Arise Foundation
116 pages.

This fifth and final book in a life-skills curriculum for teen pregnancy prevention defines an “upside-down life” in its subtitle: “Letting Guys, Sex, Risky Behavior, Pregnancy Come Before Education, Relationships, Maturity, Solid Future.” Previous volumes taught prenatal and child care to teen parents. The new, stand-alone volume discourages girls ages 13 to 19 from becoming parents, emphasizing teen mothers’ solo struggles, short-lived relationships with their babies’ fathers, and the children’s insecure future. It also explores the rewards of finishing education, job training, and maturing before parenthood.

Opening with tips for group facilitators on using tools effectively, the manual is flexibly designed for single or non-sequential sessions accessible to youth who don’t have strong reading skills. Multicultural images appear in posters, handouts, “true-life tales,” quotes for reflection, and self-assessments.

More than 50 posters offer visual concepts for quick digestion – one says “Pregnant? Say Goodbye to Your Beach Body,” showing three photos of bloated bellies with loose skin and stretch marks. Uplifting images include two joyful young women at college graduation, with a Venus Williams quote: “You have to believe in yourself when no one else does. That’s what makes you a winner.”

Handouts include a “Boyfriend Audit” form to assess his worthiness with checkboxes for 22 attributes from “No criminal record” to “Will not mind when a woman is independent.” Opportunities for reflection arise from 15 pages of “Mama Said” quotes contributed by children ages 6 to 60 from their own mothers, such as “Mama said, ‘You are part of me. If you hurt, I hurt.’ ”

Among nine first-person stories – a couple pages each in large type with photos – is “Grandma Is Fed Up,” describing her exhaustion and turmoil taking care of her daughter’s baby while the baby’s mother is “out doing God-knows-what.” In “The Dumpster,” a newborn infant’s point of view is wrenching as he lies abandoned in the garbage.

Many exercises speak to males as well as females, including two “playlets” for improvisation.
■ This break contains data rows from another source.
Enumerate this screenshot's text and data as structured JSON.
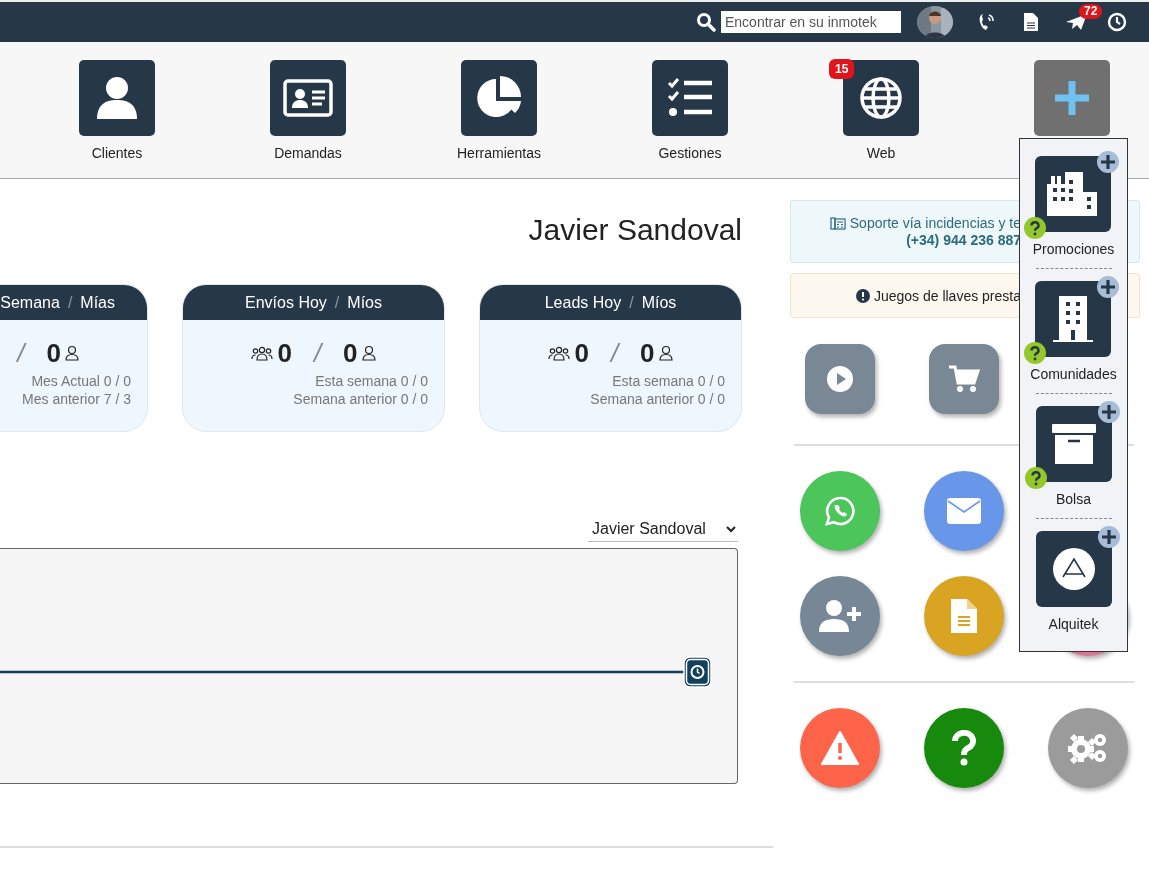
{
  "top_bar": {
    "search": {
      "placeholder": "Encontrar en su inmotek"
    },
    "notification_count": "72"
  },
  "nav": [
    {
      "kind": "clients",
      "label": "Clientes"
    },
    {
      "kind": "demands",
      "label": "Demandas"
    },
    {
      "kind": "tools",
      "label": "Herramientas"
    },
    {
      "kind": "tasks",
      "label": "Gestiones"
    },
    {
      "kind": "web",
      "label": "Web",
      "badge": "15"
    },
    {
      "kind": "add"
    }
  ],
  "user_name": "Javier Sandoval",
  "stats": [
    {
      "title": "Semana",
      "title_separator": "/",
      "subtitle": "Mías",
      "value_separator": "/",
      "mine_value": "0",
      "lines": [
        "Mes Actual 0 / 0",
        "Mes anterior 7 / 3"
      ]
    },
    {
      "title": "Envíos Hoy",
      "title_separator": "/",
      "subtitle": "Míos",
      "group_value": "0",
      "value_separator": "/",
      "mine_value": "0",
      "lines": [
        "Esta semana 0 / 0",
        "Semana anterior 0 / 0"
      ]
    },
    {
      "title": "Leads Hoy",
      "title_separator": "/",
      "subtitle": "Míos",
      "group_value": "0",
      "value_separator": "/",
      "mine_value": "0",
      "lines": [
        "Esta semana 0 / 0",
        "Semana anterior 0 / 0"
      ]
    }
  ],
  "activity": {
    "selector": {
      "value": "Javier Sandoval"
    }
  },
  "support": {
    "text": "Soporte vía incidencias y te",
    "phone": "(+34) 944 236 887"
  },
  "alert": {
    "text": "Juegos de llaves presta"
  },
  "action_rows": [
    {
      "kind": "square",
      "buttons": [
        {
          "kind": "play",
          "color": "#7a8896"
        },
        {
          "kind": "cart",
          "color": "#7a8896"
        }
      ]
    },
    {
      "kind": "circle",
      "buttons": [
        {
          "kind": "whatsapp",
          "color": "#4cc55a"
        },
        {
          "kind": "mail",
          "color": "#6896e8"
        }
      ]
    },
    {
      "kind": "circle",
      "buttons": [
        {
          "kind": "add-user",
          "color": "#788796"
        },
        {
          "kind": "document",
          "color": "#d8a422"
        },
        {
          "kind": "other",
          "color": "#dd7493"
        }
      ]
    },
    {
      "kind": "circle",
      "buttons": [
        {
          "kind": "warning",
          "color": "#fe644a"
        },
        {
          "kind": "help",
          "color": "#178a0e"
        },
        {
          "kind": "settings",
          "color": "#9b9b9b"
        }
      ]
    }
  ],
  "new_menu": [
    {
      "kind": "promotions",
      "label": "Promociones",
      "help": true
    },
    {
      "kind": "communities",
      "label": "Comunidades",
      "help": true
    },
    {
      "kind": "storage",
      "label": "Bolsa",
      "help": true
    },
    {
      "kind": "rental",
      "label": "Alquitek",
      "help": false
    }
  ]
}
One investigates a father’s role; the other demonstrates both polite and clueless dating behavior.

Leaders can choose what resonates with particular groups from two approaches – disturbing facts that discourage unwise behavior or positive attitudes that inspire improvement – in settings such as health classes, teen pregnancy programs or visits with incarcerated youth. (888) 680-6100,